[Start of Attachment]
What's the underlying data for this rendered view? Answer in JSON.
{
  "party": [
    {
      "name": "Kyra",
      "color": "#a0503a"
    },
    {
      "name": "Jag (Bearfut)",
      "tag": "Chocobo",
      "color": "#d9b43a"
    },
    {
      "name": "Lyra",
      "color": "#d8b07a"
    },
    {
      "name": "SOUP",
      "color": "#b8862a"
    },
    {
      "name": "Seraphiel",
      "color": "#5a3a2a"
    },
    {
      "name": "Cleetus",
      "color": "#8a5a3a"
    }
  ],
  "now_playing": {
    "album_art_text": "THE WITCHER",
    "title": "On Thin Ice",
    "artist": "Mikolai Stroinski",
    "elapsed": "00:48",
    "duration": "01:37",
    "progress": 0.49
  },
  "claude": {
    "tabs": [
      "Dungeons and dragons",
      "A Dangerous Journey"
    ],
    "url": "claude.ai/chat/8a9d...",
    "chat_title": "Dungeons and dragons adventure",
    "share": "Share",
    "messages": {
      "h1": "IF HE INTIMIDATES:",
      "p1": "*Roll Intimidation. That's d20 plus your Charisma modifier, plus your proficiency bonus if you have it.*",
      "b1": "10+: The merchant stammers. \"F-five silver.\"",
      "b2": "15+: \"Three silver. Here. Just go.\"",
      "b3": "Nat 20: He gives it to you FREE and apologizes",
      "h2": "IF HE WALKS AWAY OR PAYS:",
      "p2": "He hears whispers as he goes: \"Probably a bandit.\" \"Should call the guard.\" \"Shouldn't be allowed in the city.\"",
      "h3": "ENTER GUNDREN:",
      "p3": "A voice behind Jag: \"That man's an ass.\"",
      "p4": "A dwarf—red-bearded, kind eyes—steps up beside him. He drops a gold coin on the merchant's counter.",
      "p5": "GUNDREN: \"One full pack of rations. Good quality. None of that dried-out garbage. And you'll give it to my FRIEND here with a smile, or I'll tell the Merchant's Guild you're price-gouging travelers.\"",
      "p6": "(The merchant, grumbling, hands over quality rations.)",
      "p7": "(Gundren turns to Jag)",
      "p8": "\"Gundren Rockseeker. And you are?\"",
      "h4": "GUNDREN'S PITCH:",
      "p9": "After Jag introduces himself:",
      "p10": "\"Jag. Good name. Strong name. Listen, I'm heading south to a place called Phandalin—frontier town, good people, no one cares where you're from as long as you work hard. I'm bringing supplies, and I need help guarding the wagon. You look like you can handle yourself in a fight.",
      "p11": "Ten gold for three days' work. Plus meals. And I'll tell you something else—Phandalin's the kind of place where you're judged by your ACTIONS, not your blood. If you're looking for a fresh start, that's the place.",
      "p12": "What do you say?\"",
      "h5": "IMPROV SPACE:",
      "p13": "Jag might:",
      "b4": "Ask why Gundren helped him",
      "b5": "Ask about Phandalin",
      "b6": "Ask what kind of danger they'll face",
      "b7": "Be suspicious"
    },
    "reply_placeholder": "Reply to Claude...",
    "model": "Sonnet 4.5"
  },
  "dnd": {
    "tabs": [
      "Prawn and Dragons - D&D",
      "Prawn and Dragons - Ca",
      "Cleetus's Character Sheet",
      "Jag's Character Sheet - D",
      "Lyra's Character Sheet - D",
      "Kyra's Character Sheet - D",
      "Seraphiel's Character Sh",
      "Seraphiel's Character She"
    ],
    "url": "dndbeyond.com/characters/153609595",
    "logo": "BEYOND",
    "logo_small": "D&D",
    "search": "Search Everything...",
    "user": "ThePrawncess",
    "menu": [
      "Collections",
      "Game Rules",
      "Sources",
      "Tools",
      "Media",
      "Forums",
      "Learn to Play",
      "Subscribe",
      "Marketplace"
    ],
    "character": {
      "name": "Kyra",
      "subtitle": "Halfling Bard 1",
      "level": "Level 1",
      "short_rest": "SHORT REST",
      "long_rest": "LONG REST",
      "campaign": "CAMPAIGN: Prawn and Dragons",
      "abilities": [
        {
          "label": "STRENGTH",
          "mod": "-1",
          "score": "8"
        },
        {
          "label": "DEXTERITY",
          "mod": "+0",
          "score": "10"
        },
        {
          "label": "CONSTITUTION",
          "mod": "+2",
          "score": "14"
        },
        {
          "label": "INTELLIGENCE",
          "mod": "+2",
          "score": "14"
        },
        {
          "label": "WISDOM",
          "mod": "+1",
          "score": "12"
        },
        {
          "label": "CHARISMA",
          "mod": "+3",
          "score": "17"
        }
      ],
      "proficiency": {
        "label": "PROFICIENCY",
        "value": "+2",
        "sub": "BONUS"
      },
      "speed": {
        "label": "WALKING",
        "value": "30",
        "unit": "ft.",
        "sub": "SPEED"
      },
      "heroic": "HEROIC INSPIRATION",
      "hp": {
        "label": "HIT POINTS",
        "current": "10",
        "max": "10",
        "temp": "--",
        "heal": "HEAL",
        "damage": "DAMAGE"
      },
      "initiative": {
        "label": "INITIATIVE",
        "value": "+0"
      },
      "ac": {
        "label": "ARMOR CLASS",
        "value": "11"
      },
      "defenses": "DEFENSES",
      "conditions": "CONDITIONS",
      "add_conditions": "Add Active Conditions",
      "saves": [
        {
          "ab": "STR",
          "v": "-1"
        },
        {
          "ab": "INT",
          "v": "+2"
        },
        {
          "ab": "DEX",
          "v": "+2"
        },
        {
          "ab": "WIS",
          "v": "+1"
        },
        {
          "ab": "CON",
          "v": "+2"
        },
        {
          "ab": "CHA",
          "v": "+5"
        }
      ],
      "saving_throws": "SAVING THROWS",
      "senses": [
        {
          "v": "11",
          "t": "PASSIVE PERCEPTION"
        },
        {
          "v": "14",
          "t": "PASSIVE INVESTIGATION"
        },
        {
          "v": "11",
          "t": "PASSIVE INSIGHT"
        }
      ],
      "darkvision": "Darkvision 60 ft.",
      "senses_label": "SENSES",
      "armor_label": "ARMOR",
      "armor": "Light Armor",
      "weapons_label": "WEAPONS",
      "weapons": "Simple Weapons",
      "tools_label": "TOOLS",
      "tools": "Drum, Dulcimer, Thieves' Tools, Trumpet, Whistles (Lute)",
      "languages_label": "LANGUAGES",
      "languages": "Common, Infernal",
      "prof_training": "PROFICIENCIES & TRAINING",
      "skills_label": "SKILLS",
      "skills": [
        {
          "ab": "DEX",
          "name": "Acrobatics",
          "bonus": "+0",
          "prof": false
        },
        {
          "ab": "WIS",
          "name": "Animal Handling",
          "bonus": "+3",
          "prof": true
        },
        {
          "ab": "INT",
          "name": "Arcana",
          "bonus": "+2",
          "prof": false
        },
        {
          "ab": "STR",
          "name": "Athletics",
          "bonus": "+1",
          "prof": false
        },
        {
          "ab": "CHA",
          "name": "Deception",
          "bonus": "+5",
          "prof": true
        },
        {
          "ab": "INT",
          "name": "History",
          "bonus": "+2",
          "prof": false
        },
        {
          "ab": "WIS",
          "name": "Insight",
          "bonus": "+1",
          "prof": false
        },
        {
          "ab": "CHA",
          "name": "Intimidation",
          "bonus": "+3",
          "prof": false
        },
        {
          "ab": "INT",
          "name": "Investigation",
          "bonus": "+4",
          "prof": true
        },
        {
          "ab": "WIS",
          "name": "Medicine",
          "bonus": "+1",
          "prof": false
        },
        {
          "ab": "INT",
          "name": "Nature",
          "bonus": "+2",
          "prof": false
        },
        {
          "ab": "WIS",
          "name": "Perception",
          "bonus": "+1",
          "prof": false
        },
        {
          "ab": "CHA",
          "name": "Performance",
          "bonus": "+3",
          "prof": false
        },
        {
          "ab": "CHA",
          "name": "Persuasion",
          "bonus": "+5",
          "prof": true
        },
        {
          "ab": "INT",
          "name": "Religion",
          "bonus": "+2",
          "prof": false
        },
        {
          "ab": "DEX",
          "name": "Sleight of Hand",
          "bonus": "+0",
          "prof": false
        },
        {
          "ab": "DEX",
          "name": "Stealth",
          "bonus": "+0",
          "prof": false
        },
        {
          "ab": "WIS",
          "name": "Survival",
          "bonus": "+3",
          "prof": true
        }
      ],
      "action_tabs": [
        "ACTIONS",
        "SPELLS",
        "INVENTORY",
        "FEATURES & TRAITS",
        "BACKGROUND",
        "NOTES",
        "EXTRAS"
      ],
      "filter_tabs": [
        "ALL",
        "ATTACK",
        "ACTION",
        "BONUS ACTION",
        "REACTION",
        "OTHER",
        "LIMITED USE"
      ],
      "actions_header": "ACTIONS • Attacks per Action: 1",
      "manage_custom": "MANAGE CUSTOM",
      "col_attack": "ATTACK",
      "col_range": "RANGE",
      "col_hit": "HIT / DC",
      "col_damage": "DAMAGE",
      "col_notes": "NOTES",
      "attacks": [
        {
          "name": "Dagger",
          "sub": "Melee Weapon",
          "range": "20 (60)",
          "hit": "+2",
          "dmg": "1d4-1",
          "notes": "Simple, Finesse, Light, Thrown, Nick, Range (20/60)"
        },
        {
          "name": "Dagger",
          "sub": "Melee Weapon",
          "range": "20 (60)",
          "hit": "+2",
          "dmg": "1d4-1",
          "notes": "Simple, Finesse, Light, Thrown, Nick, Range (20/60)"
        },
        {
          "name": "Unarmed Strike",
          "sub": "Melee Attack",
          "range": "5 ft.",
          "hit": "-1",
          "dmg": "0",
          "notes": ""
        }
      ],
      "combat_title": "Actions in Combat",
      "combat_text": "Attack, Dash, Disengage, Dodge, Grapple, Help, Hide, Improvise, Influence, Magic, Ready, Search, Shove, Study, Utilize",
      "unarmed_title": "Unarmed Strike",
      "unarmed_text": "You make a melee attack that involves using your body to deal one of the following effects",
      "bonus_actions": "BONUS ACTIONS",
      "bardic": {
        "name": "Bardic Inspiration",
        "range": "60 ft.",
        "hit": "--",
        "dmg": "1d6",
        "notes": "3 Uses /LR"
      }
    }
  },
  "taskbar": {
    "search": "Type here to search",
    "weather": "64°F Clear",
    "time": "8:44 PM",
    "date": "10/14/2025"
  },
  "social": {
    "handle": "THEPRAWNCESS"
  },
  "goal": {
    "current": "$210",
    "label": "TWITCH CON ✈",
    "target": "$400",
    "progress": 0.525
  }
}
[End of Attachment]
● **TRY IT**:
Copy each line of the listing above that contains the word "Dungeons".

● **SOLUTION TO THIS PROBLEM**:
      "Dungeons and dragons",
    "chat_title": "Dungeons and dragons adventure",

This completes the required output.